→ **Required work**: Line by line, copy the entries exactly, excluding the pictures.

→ **Recorded data**:
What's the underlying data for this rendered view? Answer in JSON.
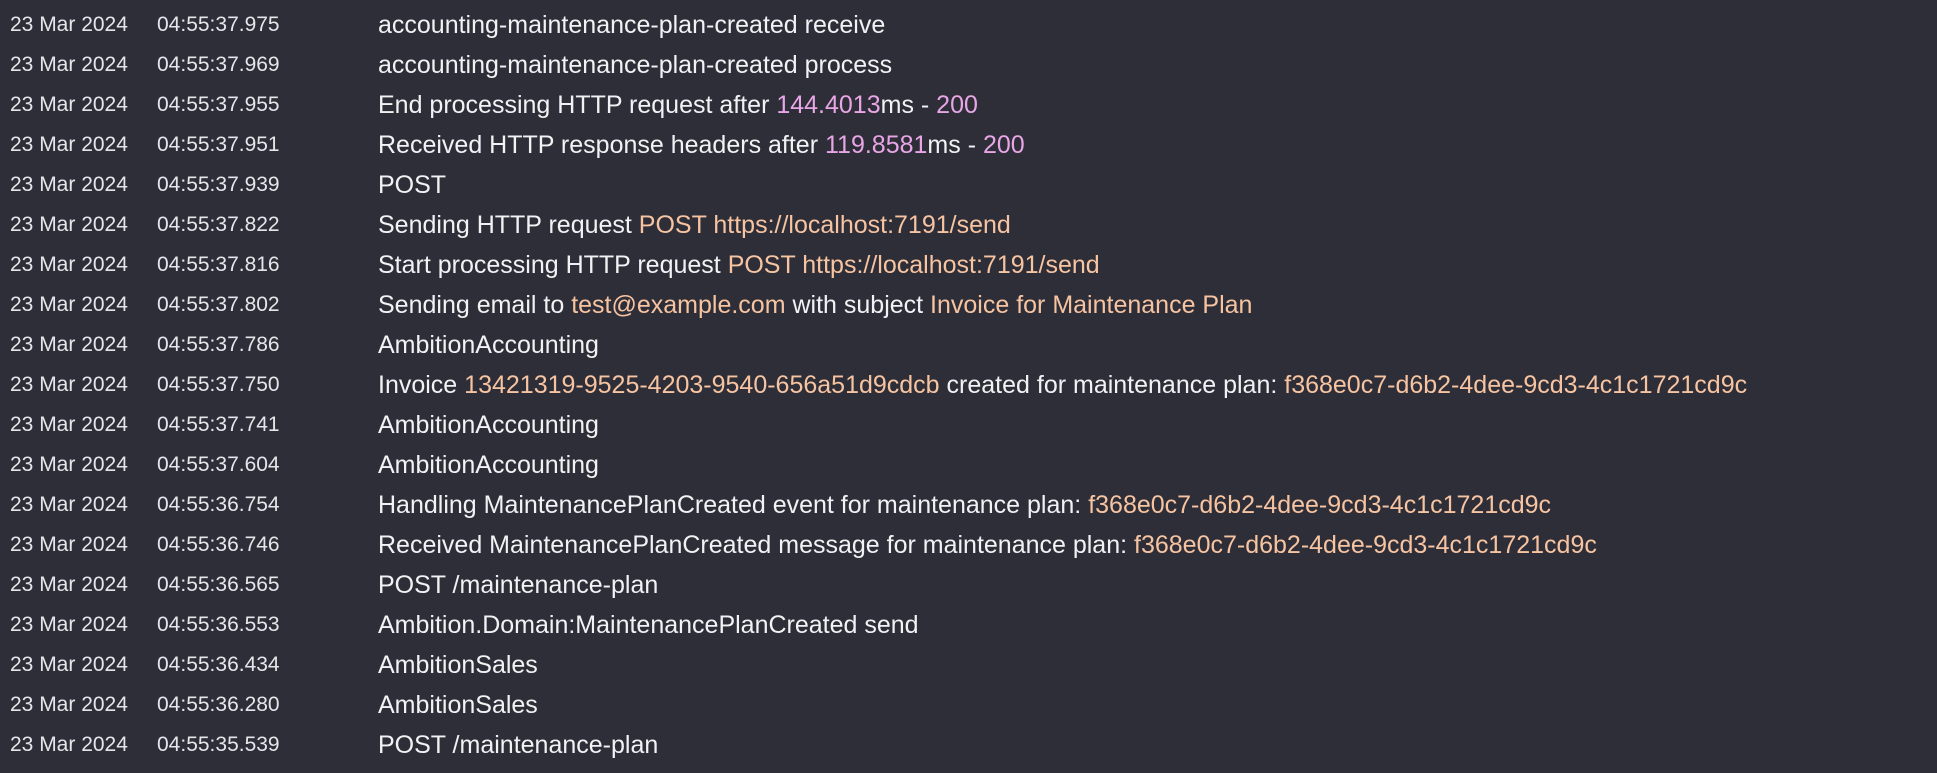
{
  "colors": {
    "background": "#2e2e38",
    "text": "#f2f2f5",
    "string_highlight": "#f7c4a2",
    "number_highlight": "#e8a6e6"
  },
  "log_entries": [
    {
      "date": "23 Mar 2024",
      "time": "04:55:37.975",
      "segments": [
        {
          "type": "text",
          "text": "accounting-maintenance-plan-created receive"
        }
      ]
    },
    {
      "date": "23 Mar 2024",
      "time": "04:55:37.969",
      "segments": [
        {
          "type": "text",
          "text": "accounting-maintenance-plan-created process"
        }
      ]
    },
    {
      "date": "23 Mar 2024",
      "time": "04:55:37.955",
      "segments": [
        {
          "type": "text",
          "text": "End processing HTTP request after "
        },
        {
          "type": "num",
          "text": "144.4013"
        },
        {
          "type": "text",
          "text": "ms - "
        },
        {
          "type": "num",
          "text": "200"
        }
      ]
    },
    {
      "date": "23 Mar 2024",
      "time": "04:55:37.951",
      "segments": [
        {
          "type": "text",
          "text": "Received HTTP response headers after "
        },
        {
          "type": "num",
          "text": "119.8581"
        },
        {
          "type": "text",
          "text": "ms - "
        },
        {
          "type": "num",
          "text": "200"
        }
      ]
    },
    {
      "date": "23 Mar 2024",
      "time": "04:55:37.939",
      "segments": [
        {
          "type": "text",
          "text": "POST"
        }
      ]
    },
    {
      "date": "23 Mar 2024",
      "time": "04:55:37.822",
      "segments": [
        {
          "type": "text",
          "text": "Sending HTTP request "
        },
        {
          "type": "str",
          "text": "POST"
        },
        {
          "type": "text",
          "text": " "
        },
        {
          "type": "str",
          "text": "https://localhost:7191/send"
        }
      ]
    },
    {
      "date": "23 Mar 2024",
      "time": "04:55:37.816",
      "segments": [
        {
          "type": "text",
          "text": "Start processing HTTP request "
        },
        {
          "type": "str",
          "text": "POST"
        },
        {
          "type": "text",
          "text": " "
        },
        {
          "type": "str",
          "text": "https://localhost:7191/send"
        }
      ]
    },
    {
      "date": "23 Mar 2024",
      "time": "04:55:37.802",
      "segments": [
        {
          "type": "text",
          "text": "Sending email to "
        },
        {
          "type": "str",
          "text": "test@example.com"
        },
        {
          "type": "text",
          "text": " with subject "
        },
        {
          "type": "str",
          "text": "Invoice for Maintenance Plan"
        }
      ]
    },
    {
      "date": "23 Mar 2024",
      "time": "04:55:37.786",
      "segments": [
        {
          "type": "text",
          "text": "AmbitionAccounting"
        }
      ]
    },
    {
      "date": "23 Mar 2024",
      "time": "04:55:37.750",
      "segments": [
        {
          "type": "text",
          "text": "Invoice "
        },
        {
          "type": "str",
          "text": "13421319-9525-4203-9540-656a51d9cdcb"
        },
        {
          "type": "text",
          "text": " created for maintenance plan: "
        },
        {
          "type": "str",
          "text": "f368e0c7-d6b2-4dee-9cd3-4c1c1721cd9c"
        }
      ]
    },
    {
      "date": "23 Mar 2024",
      "time": "04:55:37.741",
      "segments": [
        {
          "type": "text",
          "text": "AmbitionAccounting"
        }
      ]
    },
    {
      "date": "23 Mar 2024",
      "time": "04:55:37.604",
      "segments": [
        {
          "type": "text",
          "text": "AmbitionAccounting"
        }
      ]
    },
    {
      "date": "23 Mar 2024",
      "time": "04:55:36.754",
      "segments": [
        {
          "type": "text",
          "text": "Handling MaintenancePlanCreated event for maintenance plan: "
        },
        {
          "type": "str",
          "text": "f368e0c7-d6b2-4dee-9cd3-4c1c1721cd9c"
        }
      ]
    },
    {
      "date": "23 Mar 2024",
      "time": "04:55:36.746",
      "segments": [
        {
          "type": "text",
          "text": "Received MaintenancePlanCreated message for maintenance plan: "
        },
        {
          "type": "str",
          "text": "f368e0c7-d6b2-4dee-9cd3-4c1c1721cd9c"
        }
      ]
    },
    {
      "date": "23 Mar 2024",
      "time": "04:55:36.565",
      "segments": [
        {
          "type": "text",
          "text": "POST /maintenance-plan"
        }
      ]
    },
    {
      "date": "23 Mar 2024",
      "time": "04:55:36.553",
      "segments": [
        {
          "type": "text",
          "text": "Ambition.Domain:MaintenancePlanCreated send"
        }
      ]
    },
    {
      "date": "23 Mar 2024",
      "time": "04:55:36.434",
      "segments": [
        {
          "type": "text",
          "text": "AmbitionSales"
        }
      ]
    },
    {
      "date": "23 Mar 2024",
      "time": "04:55:36.280",
      "segments": [
        {
          "type": "text",
          "text": "AmbitionSales"
        }
      ]
    },
    {
      "date": "23 Mar 2024",
      "time": "04:55:35.539",
      "segments": [
        {
          "type": "text",
          "text": "POST /maintenance-plan"
        }
      ]
    }
  ]
}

→ **Exercise answer**:
What's the underlying data for this rendered view? Answer in JSON.
{
  "colors": {
    "background": "#2e2e38",
    "text": "#f2f2f5",
    "string_highlight": "#f7c4a2",
    "number_highlight": "#e8a6e6"
  },
  "log_entries": [
    {
      "date": "23 Mar 2024",
      "time": "04:55:37.975",
      "segments": [
        {
          "type": "text",
          "text": "accounting-maintenance-plan-created receive"
        }
      ]
    },
    {
      "date": "23 Mar 2024",
      "time": "04:55:37.969",
      "segments": [
        {
          "type": "text",
          "text": "accounting-maintenance-plan-created process"
        }
      ]
    },
    {
      "date": "23 Mar 2024",
      "time": "04:55:37.955",
      "segments": [
        {
          "type": "text",
          "text": "End processing HTTP request after "
        },
        {
          "type": "num",
          "text": "144.4013"
        },
        {
          "type": "text",
          "text": "ms - "
        },
        {
          "type": "num",
          "text": "200"
        }
      ]
    },
    {
      "date": "23 Mar 2024",
      "time": "04:55:37.951",
      "segments": [
        {
          "type": "text",
          "text": "Received HTTP response headers after "
        },
        {
          "type": "num",
          "text": "119.8581"
        },
        {
          "type": "text",
          "text": "ms - "
        },
        {
          "type": "num",
          "text": "200"
        }
      ]
    },
    {
      "date": "23 Mar 2024",
      "time": "04:55:37.939",
      "segments": [
        {
          "type": "text",
          "text": "POST"
        }
      ]
    },
    {
      "date": "23 Mar 2024",
      "time": "04:55:37.822",
      "segments": [
        {
          "type": "text",
          "text": "Sending HTTP request "
        },
        {
          "type": "str",
          "text": "POST"
        },
        {
          "type": "text",
          "text": " "
        },
        {
          "type": "str",
          "text": "https://localhost:7191/send"
        }
      ]
    },
    {
      "date": "23 Mar 2024",
      "time": "04:55:37.816",
      "segments": [
        {
          "type": "text",
          "text": "Start processing HTTP request "
        },
        {
          "type": "str",
          "text": "POST"
        },
        {
          "type": "text",
          "text": " "
        },
        {
          "type": "str",
          "text": "https://localhost:7191/send"
        }
      ]
    },
    {
      "date": "23 Mar 2024",
      "time": "04:55:37.802",
      "segments": [
        {
          "type": "text",
          "text": "Sending email to "
        },
        {
          "type": "str",
          "text": "test@example.com"
        },
        {
          "type": "text",
          "text": " with subject "
        },
        {
          "type": "str",
          "text": "Invoice for Maintenance Plan"
        }
      ]
    },
    {
      "date": "23 Mar 2024",
      "time": "04:55:37.786",
      "segments": [
        {
          "type": "text",
          "text": "AmbitionAccounting"
        }
      ]
    },
    {
      "date": "23 Mar 2024",
      "time": "04:55:37.750",
      "segments": [
        {
          "type": "text",
          "text": "Invoice "
        },
        {
          "type": "str",
          "text": "13421319-9525-4203-9540-656a51d9cdcb"
        },
        {
          "type": "text",
          "text": " created for maintenance plan: "
        },
        {
          "type": "str",
          "text": "f368e0c7-d6b2-4dee-9cd3-4c1c1721cd9c"
        }
      ]
    },
    {
      "date": "23 Mar 2024",
      "time": "04:55:37.741",
      "segments": [
        {
          "type": "text",
          "text": "AmbitionAccounting"
        }
      ]
    },
    {
      "date": "23 Mar 2024",
      "time": "04:55:37.604",
      "segments": [
        {
          "type": "text",
          "text": "AmbitionAccounting"
        }
      ]
    },
    {
      "date": "23 Mar 2024",
      "time": "04:55:36.754",
      "segments": [
        {
          "type": "text",
          "text": "Handling MaintenancePlanCreated event for maintenance plan: "
        },
        {
          "type": "str",
          "text": "f368e0c7-d6b2-4dee-9cd3-4c1c1721cd9c"
        }
      ]
    },
    {
      "date": "23 Mar 2024",
      "time": "04:55:36.746",
      "segments": [
        {
          "type": "text",
          "text": "Received MaintenancePlanCreated message for maintenance plan: "
        },
        {
          "type": "str",
          "text": "f368e0c7-d6b2-4dee-9cd3-4c1c1721cd9c"
        }
      ]
    },
    {
      "date": "23 Mar 2024",
      "time": "04:55:36.565",
      "segments": [
        {
          "type": "text",
          "text": "POST /maintenance-plan"
        }
      ]
    },
    {
      "date": "23 Mar 2024",
      "time": "04:55:36.553",
      "segments": [
        {
          "type": "text",
          "text": "Ambition.Domain:MaintenancePlanCreated send"
        }
      ]
    },
    {
      "date": "23 Mar 2024",
      "time": "04:55:36.434",
      "segments": [
        {
          "type": "text",
          "text": "AmbitionSales"
        }
      ]
    },
    {
      "date": "23 Mar 2024",
      "time": "04:55:36.280",
      "segments": [
        {
          "type": "text",
          "text": "AmbitionSales"
        }
      ]
    },
    {
      "date": "23 Mar 2024",
      "time": "04:55:35.539",
      "segments": [
        {
          "type": "text",
          "text": "POST /maintenance-plan"
        }
      ]
    }
  ]
}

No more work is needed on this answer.